Send to

Choose Destination
Clin Anat. 2019 Jul;32(5):697-698. doi: 10.1002/ca.23375. Epub 2019 Mar 30.

Reporting sex or gender in anatomical research: Which is appropriate?

Author information

1
International Evidence-Based Anatomy Working Group, Krakow, Poland.
2
Division of Clinical Anatomy, Department of Biomedical Sciences, Stellenbosch University, Cape Town, South Africa.
3
Department of Anatomy, University of Otago, Dunedin, New Zealand.
4
The Heart Institute, Cincinnati Children's Hospital Medical Center, Cincinnati, Ohio.

Abstract

Sex- and gender-based differences need to be considered in evidence-based medical research as there are anatomical and physiological differences between males and females. Females are underrepresented in studies, with results from males often generalized to both sexes. The Sex and Gender Equity in Research (SAGER) guidelines were published in 2016 to address sex- and gender-bias in research. Correct understanding and appropriate use of the terms "sex" and "gender" are essential. These terms are discussed in an anatomical context and recommendations are made as to how the SAGER guidelines can guide the reporting of anatomical studies to minimize the risk of reporting bias. Clin. Anat. 32:697-698, 2019.

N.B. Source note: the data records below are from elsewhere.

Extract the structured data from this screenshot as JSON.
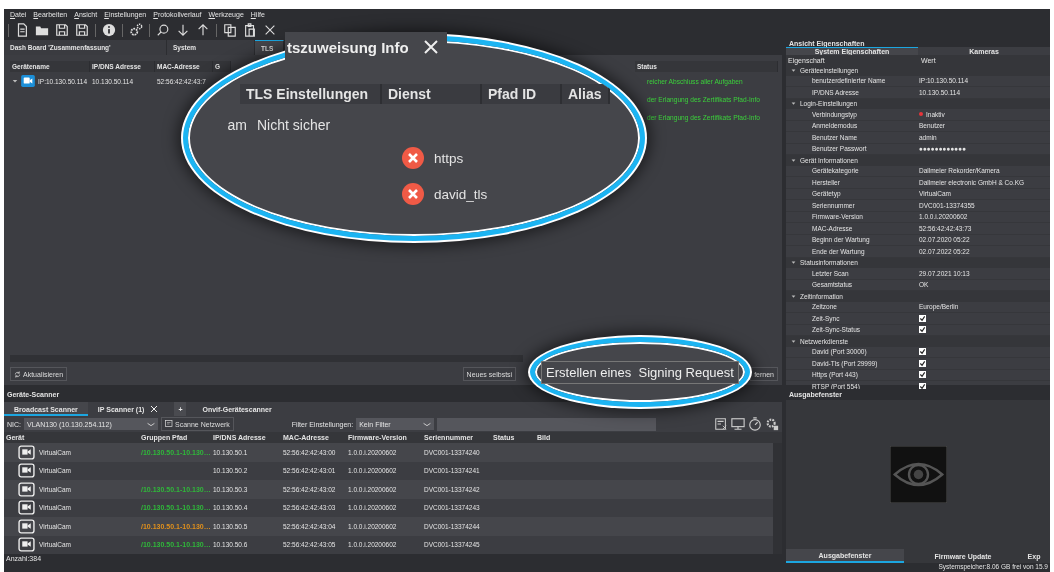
{
  "menu": [
    "Datei",
    "Bearbeiten",
    "Ansicht",
    "Einstellungen",
    "Protokollverlauf",
    "Werkzeuge",
    "Hilfe"
  ],
  "doc_tabs": [
    {
      "label": "Dash Board 'Zusammenfassung'",
      "selected": false
    },
    {
      "label": "System",
      "selected": false
    },
    {
      "label": "TLS",
      "selected": true
    }
  ],
  "device_table": {
    "columns": [
      "Gerätename",
      "IP/DNS Adresse",
      "MAC-Adresse",
      "G",
      "Status"
    ],
    "rows": [
      {
        "expanded": true,
        "name": "IP:10.130.50.114",
        "ip": "10.130.50.114",
        "mac": "52:56:42:42:43:7",
        "status": "reicher Abschluss aller Aufgaben"
      },
      {
        "status": "der Erlangung des Zertifikats Pfad-Info"
      },
      {
        "status": "der Erlangung des Zertifikats Pfad-Info"
      }
    ]
  },
  "doc_buttons": {
    "refresh": "Aktualisieren",
    "new_cert": "Neues selbstsi",
    "remove": "fernen"
  },
  "magnifier_tls": {
    "tab_title": "tszuweisung Info",
    "columns": [
      "TLS Einstellungen",
      "Dienst",
      "Pfad ID",
      "Alias"
    ],
    "row": {
      "column_1": "am",
      "tls": "Nicht sicher"
    },
    "services": [
      {
        "name": "https",
        "secure": false
      },
      {
        "name": "david_tls",
        "secure": false
      }
    ]
  },
  "magnifier_button": {
    "label": "Erstellen eines  Signing Request"
  },
  "scanner": {
    "title": "Geräte-Scanner",
    "tabs": [
      {
        "label": "Broadcast Scanner",
        "selected": true,
        "closable": false
      },
      {
        "label": "IP Scanner (1)",
        "selected": false,
        "closable": true
      },
      {
        "label": "+",
        "selected": false,
        "closable": false
      },
      {
        "label": "Onvif-Gerätescanner",
        "selected": false,
        "closable": false
      }
    ],
    "nic_label": "NIC:",
    "nic_value": "VLAN130 (10.130.254.112)",
    "scan_button": "Scanne Netzwerk",
    "filter_label": "Filter Einstellungen:",
    "filter_value": "Kein Filter",
    "columns": [
      "Gerät",
      "Gruppen Pfad",
      "IP/DNS Adresse",
      "MAC-Adresse",
      "Firmware-Version",
      "Seriennummer",
      "Status",
      "Bild"
    ],
    "rows": [
      {
        "device": "VirtualCam",
        "path": "/10.130.50.1-10.130…",
        "color": "#2fb83a",
        "ip": "10.130.50.1",
        "mac": "52:56:42:42:43:00",
        "firmware": "1.0.0.i.20200602",
        "serial": "DVC001-13374240"
      },
      {
        "device": "VirtualCam",
        "ip": "10.130.50.2",
        "mac": "52:56:42:42:43:01",
        "firmware": "1.0.0.i.20200602",
        "serial": "DVC001-13374241"
      },
      {
        "device": "VirtualCam",
        "path": "/10.130.50.1-10.130…",
        "color": "#2fb83a",
        "ip": "10.130.50.3",
        "mac": "52:56:42:42:43:02",
        "firmware": "1.0.0.i.20200602",
        "serial": "DVC001-13374242"
      },
      {
        "device": "VirtualCam",
        "path": "/10.130.50.1-10.130…",
        "color": "#2fb83a",
        "ip": "10.130.50.4",
        "mac": "52:56:42:42:43:03",
        "firmware": "1.0.0.i.20200602",
        "serial": "DVC001-13374243"
      },
      {
        "device": "VirtualCam",
        "path": "/10.130.50.1-10.130…",
        "color": "#e0901c",
        "ip": "10.130.50.5",
        "mac": "52:56:42:42:43:04",
        "firmware": "1.0.0.i.20200602",
        "serial": "DVC001-13374244"
      },
      {
        "device": "VirtualCam",
        "path": "/10.130.50.1-10.130…",
        "color": "#2fb83a",
        "ip": "10.130.50.6",
        "mac": "52:56:42:42:43:05",
        "firmware": "1.0.0.i.20200602",
        "serial": "DVC001-13374245"
      }
    ],
    "count": "Anzahl:384"
  },
  "properties": {
    "title": "Ansicht Eigenschaften",
    "tabs": [
      {
        "label": "System Eigenschaften",
        "selected": true
      },
      {
        "label": "Kameras",
        "selected": false
      }
    ],
    "columns": [
      "Eigenschaft",
      "Wert"
    ],
    "groups": [
      {
        "name": "Geräteeinstellungen",
        "expanded": true,
        "children": [
          {
            "kind": "text",
            "name": "benutzerdefinierter Name",
            "value": "IP:10.130.50.114"
          },
          {
            "kind": "text",
            "name": "IP/DNS Adresse",
            "value": "10.130.50.114"
          }
        ]
      },
      {
        "name": "Login-Einstellungen",
        "expanded": true,
        "children": [
          {
            "kind": "status",
            "name": "Verbindungstyp",
            "value": "Inaktiv",
            "color": "#e8343a"
          },
          {
            "kind": "text",
            "name": "Anmeldemodus",
            "value": "Benutzer"
          },
          {
            "kind": "text",
            "name": "Benutzer Name",
            "value": "admin"
          },
          {
            "kind": "text",
            "name": "Benutzer Passwort",
            "value": "●●●●●●●●●●●●"
          }
        ]
      },
      {
        "name": "Gerät Informationen",
        "expanded": true,
        "children": [
          {
            "kind": "text",
            "name": "Gerätekategorie",
            "value": "Dallmeier Rekorder/Kamera"
          },
          {
            "kind": "text",
            "name": "Hersteller",
            "value": "Dallmeier electronic GmbH & Co.KG"
          },
          {
            "kind": "text",
            "name": "Gerätetyp",
            "value": "VirtualCam"
          },
          {
            "kind": "text",
            "name": "Seriennummer",
            "value": "DVC001-13374355"
          },
          {
            "kind": "text",
            "name": "Firmware-Version",
            "value": "1.0.0.i.20200602"
          },
          {
            "kind": "text",
            "name": "MAC-Adresse",
            "value": "52:56:42:42:43:73"
          },
          {
            "kind": "text",
            "name": "Beginn der Wartung",
            "value": "02.07.2020 05:22"
          },
          {
            "kind": "text",
            "name": "Ende der Wartung",
            "value": "02.07.2022 05:22"
          }
        ]
      },
      {
        "name": "Statusinformationen",
        "expanded": true,
        "children": [
          {
            "kind": "text",
            "name": "Letzter Scan",
            "value": "29.07.2021 10:13"
          },
          {
            "kind": "text",
            "name": "Gesamtstatus",
            "value": "OK"
          }
        ]
      },
      {
        "name": "Zeitinformation",
        "expanded": true,
        "children": [
          {
            "kind": "text",
            "name": "Zeitzone",
            "value": "Europe/Berlin"
          },
          {
            "kind": "checkbox",
            "name": "Zeit-Sync",
            "checked": true
          },
          {
            "kind": "checkbox",
            "name": "Zeit-Sync-Status",
            "checked": true
          }
        ]
      },
      {
        "name": "Netzwerkdienste",
        "expanded": true,
        "children": [
          {
            "kind": "checkbox",
            "name": "David (Port 30000)",
            "checked": true
          },
          {
            "kind": "checkbox",
            "name": "David-Tls (Port 29999)",
            "checked": true
          },
          {
            "kind": "checkbox",
            "name": "Https (Port 443)",
            "checked": true
          },
          {
            "kind": "checkbox",
            "name": "RTSP (Port 554)",
            "checked": true
          }
        ]
      }
    ]
  },
  "output": {
    "title": "Ausgabefenster",
    "tabs": [
      {
        "label": "Ausgabefenster",
        "selected": true
      },
      {
        "label": "Firmware Update",
        "selected": false
      },
      {
        "label": "Exp",
        "selected": false
      }
    ]
  },
  "status_bar": {
    "text": "Systemspeicher:8.06 GB frei von 15.9"
  }
}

KEYWORDS:

female; gender; male; publication bias; sex

PMID:
30875136
DOI:
10.1002/ca.23375

Supplemental Content

Loading ...
Support Center